WHAT YOU WILL DO – Scan the records for "description". Report each line that includes it.

:: PROVIDED RECORDS

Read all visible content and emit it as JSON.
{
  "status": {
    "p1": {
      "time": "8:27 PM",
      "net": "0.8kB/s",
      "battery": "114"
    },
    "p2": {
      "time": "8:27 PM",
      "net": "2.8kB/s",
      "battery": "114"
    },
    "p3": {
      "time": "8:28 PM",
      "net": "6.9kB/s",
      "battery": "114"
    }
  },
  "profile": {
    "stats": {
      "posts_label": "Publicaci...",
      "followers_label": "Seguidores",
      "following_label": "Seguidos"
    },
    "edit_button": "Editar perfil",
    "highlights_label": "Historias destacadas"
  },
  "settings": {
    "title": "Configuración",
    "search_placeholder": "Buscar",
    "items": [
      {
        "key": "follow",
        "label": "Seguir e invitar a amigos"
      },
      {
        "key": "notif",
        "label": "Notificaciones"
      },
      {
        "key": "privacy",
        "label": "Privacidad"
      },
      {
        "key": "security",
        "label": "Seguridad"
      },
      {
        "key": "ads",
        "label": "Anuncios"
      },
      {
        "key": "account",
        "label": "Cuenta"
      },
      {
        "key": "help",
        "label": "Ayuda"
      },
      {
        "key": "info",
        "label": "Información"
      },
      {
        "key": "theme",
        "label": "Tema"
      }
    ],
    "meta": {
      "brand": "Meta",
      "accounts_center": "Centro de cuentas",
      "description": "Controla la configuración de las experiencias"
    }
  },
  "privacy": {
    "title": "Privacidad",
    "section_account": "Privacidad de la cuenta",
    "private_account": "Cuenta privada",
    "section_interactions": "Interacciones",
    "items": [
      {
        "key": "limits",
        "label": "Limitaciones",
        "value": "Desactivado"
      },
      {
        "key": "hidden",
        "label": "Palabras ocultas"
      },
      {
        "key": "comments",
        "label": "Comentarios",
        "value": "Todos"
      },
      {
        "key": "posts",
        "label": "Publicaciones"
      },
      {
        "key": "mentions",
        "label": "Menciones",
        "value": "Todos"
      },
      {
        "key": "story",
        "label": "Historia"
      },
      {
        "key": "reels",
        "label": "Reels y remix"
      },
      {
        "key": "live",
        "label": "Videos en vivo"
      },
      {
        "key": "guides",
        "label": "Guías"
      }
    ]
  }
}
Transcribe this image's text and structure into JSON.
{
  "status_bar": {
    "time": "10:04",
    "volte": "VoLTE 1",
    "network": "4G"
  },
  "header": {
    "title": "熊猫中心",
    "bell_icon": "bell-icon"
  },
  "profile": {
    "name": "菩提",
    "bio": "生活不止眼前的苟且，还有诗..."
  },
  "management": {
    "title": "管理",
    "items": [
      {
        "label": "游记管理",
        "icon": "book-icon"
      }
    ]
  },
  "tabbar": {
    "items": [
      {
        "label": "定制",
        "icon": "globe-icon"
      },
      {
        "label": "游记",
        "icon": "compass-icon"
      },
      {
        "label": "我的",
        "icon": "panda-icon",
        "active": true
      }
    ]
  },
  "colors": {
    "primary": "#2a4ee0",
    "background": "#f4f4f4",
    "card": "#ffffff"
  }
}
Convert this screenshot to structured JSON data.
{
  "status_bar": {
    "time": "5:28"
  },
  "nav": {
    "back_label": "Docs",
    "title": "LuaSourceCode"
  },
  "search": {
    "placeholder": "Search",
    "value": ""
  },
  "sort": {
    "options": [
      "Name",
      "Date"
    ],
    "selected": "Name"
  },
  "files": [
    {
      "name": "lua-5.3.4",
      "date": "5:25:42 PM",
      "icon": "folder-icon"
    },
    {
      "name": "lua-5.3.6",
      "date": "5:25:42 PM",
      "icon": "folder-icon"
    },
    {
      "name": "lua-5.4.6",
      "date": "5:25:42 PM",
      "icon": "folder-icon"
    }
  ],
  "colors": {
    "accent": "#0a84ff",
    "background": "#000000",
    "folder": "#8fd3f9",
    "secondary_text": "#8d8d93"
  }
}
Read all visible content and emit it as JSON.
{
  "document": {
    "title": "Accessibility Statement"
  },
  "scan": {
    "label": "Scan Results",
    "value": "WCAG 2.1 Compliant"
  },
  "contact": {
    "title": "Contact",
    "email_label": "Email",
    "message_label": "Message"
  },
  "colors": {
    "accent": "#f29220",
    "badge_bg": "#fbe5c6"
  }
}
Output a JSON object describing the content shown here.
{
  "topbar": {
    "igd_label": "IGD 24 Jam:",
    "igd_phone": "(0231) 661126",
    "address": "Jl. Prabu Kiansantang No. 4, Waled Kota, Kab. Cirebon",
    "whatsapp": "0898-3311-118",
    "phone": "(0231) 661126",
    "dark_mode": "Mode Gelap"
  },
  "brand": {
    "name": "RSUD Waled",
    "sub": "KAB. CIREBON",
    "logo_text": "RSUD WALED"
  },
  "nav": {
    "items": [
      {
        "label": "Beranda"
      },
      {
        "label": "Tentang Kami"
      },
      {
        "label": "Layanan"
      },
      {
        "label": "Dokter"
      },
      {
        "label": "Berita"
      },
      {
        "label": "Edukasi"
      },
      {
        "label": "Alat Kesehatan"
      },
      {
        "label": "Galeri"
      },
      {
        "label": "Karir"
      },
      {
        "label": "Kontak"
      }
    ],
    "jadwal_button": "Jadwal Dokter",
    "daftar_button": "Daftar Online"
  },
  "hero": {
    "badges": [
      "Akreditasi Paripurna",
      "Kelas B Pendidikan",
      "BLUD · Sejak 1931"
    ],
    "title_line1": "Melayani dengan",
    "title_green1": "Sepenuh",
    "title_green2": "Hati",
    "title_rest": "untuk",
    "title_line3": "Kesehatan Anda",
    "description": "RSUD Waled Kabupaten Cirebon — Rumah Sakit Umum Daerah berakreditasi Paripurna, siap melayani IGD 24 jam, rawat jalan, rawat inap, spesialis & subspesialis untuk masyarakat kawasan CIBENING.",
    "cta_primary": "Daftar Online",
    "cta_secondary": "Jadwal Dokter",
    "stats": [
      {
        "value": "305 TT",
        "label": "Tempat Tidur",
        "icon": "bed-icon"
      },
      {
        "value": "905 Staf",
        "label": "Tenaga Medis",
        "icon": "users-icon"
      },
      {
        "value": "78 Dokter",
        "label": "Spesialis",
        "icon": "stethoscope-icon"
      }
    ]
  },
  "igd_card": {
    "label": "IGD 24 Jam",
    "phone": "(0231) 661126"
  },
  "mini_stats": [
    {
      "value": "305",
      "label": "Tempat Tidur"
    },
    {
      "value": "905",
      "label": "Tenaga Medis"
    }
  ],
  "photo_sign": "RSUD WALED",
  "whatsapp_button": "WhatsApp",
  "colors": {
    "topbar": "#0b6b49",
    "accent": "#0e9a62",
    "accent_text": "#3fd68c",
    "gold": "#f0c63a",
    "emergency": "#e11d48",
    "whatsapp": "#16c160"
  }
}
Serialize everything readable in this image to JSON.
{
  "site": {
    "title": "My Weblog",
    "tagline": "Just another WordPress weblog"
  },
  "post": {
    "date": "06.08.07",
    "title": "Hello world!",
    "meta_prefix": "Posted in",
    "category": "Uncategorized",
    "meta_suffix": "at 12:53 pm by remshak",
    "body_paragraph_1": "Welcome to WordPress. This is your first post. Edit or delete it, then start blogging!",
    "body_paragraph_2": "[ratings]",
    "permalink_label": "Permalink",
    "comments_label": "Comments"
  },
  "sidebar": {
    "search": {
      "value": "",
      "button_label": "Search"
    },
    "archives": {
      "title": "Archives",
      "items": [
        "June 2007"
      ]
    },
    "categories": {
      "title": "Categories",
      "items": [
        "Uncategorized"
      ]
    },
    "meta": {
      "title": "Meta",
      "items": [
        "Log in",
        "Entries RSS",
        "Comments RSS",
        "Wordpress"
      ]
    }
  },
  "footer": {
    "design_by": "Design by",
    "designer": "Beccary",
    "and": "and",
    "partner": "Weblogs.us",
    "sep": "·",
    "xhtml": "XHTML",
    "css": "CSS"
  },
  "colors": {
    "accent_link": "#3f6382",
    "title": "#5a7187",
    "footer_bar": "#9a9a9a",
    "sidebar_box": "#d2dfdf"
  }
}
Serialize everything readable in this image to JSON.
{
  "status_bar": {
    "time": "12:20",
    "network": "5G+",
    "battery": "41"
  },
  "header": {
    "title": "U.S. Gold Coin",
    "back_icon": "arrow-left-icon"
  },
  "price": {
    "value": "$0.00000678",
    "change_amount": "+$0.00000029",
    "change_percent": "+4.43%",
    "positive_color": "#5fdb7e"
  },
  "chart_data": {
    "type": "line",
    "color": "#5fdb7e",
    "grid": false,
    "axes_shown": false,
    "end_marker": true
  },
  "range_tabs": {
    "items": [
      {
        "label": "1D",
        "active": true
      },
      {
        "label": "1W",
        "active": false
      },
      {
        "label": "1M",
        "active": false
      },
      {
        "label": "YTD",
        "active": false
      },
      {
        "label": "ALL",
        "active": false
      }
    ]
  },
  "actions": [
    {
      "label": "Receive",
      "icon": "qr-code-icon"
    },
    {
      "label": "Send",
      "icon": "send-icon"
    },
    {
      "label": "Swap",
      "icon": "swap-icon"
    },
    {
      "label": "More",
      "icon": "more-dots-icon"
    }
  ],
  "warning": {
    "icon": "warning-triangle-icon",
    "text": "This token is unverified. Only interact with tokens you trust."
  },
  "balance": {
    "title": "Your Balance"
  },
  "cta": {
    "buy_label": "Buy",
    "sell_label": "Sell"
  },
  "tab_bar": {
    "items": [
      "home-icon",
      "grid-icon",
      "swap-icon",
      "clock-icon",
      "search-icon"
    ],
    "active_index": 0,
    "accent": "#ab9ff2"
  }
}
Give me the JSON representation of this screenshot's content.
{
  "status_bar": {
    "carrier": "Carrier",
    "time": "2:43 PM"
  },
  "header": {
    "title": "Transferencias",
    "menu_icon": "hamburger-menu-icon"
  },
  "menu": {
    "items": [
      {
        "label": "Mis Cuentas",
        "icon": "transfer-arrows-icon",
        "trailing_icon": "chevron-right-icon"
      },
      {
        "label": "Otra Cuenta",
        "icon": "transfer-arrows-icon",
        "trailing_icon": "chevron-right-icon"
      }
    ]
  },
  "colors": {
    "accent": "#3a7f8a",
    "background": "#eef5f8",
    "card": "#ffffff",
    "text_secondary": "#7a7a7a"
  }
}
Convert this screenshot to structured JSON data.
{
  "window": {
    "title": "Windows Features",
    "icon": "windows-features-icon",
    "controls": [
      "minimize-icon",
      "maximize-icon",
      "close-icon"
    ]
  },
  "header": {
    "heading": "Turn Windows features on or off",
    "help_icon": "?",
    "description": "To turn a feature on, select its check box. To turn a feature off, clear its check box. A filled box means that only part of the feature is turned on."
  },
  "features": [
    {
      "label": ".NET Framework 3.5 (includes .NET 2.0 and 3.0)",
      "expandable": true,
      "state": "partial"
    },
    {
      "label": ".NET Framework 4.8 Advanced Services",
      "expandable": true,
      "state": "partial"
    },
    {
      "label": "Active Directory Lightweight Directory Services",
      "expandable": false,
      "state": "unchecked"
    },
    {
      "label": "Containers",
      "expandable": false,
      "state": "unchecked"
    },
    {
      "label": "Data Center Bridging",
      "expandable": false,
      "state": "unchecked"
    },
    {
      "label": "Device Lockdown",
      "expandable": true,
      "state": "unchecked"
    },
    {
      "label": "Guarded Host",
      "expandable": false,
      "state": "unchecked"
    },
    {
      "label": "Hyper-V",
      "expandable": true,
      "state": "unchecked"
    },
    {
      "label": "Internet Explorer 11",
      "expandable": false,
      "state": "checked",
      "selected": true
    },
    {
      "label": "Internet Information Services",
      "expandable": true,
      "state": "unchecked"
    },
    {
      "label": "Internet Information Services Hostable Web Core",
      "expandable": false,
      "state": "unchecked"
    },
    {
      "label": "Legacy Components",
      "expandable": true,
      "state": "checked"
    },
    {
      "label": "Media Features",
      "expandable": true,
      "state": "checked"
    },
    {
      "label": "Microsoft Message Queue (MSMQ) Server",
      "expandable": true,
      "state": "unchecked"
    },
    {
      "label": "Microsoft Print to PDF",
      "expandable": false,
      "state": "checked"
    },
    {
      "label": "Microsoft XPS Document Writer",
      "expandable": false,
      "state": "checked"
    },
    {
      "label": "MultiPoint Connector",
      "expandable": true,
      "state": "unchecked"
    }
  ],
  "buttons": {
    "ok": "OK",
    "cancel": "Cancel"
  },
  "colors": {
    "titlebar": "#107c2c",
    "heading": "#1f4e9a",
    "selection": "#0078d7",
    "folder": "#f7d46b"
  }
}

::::

OUTPUT –
      "description": "Controla la configuración de las experiencias"
    "description": "RSUD Waled Kabupaten Cirebon — Rumah Sakit Umum Daerah berakreditasi Paripurna, siap melayani IGD 24 jam, rawat jalan, rawat inap, spesialis & subspesialis untuk masyarakat kawasan CIBENING.",
    "description": "To turn a feature on, select its check box. To turn a feature off, clear its check box. A filled box means that only part of the feature is turned on."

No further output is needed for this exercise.